This morning, I’ll be on K-104 for an interview. Tomorrow, on KTVE, Channel 10. I must get word of this book out.
I’ve been selling some copies of Red River Fever lately. Here are some endorsements of and reactions to my first novel, Red River Fever. I think they reveal why the themes of my novel will always be current and relevant to people living in the South.
One of Rickey Pittman’s mottoes is a quote from Akira Kurosawa: “The role of the artist is to not look away.” *Red River Fever* never looks away. It is a vision of hell where evil is perfectly interpenetrated with ordinary life, while the good is superficial and eccentric. It is Dashiell Hammett’s *Red Harvest* reborn in the American South of the 1970s, a place where the lives of dogs and fish, and finally of men and women, have lost their intrinsic value. Where vitality has become a fever, a disease, and where love itself withers in the heat. Don’t be fooled by its localities of time and place. What Rickey is talking about is the condition of the American soul right now, not some faraway Gothic but what’s right in the mirror, if we dare to open our eyes and not look away–David Lenson, Professor, Comparative Literature, University of Massachusetts, Amherst.
Some haunting, graphic scenes.

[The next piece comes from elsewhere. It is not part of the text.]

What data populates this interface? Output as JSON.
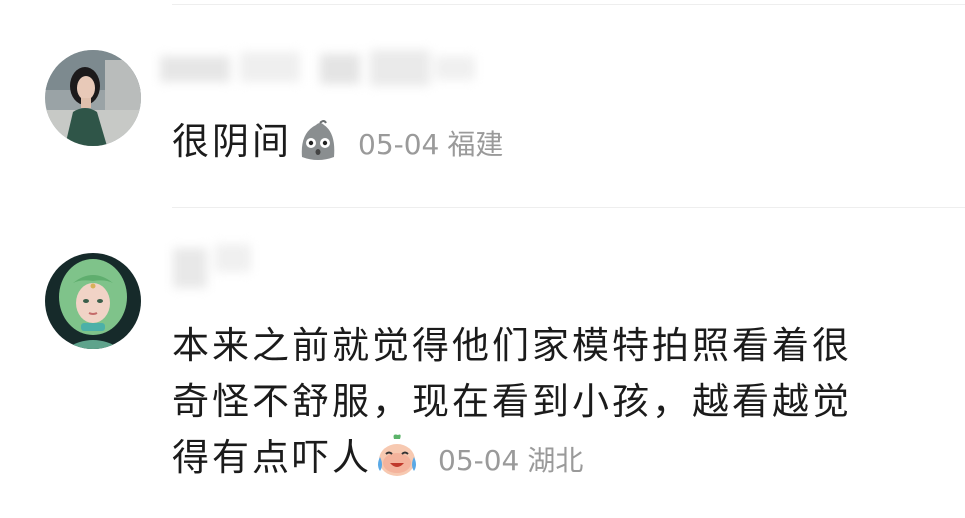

The characters really come to life. . . people just like that live in Hebert and Start. A powerful, frightening statement on living in the South.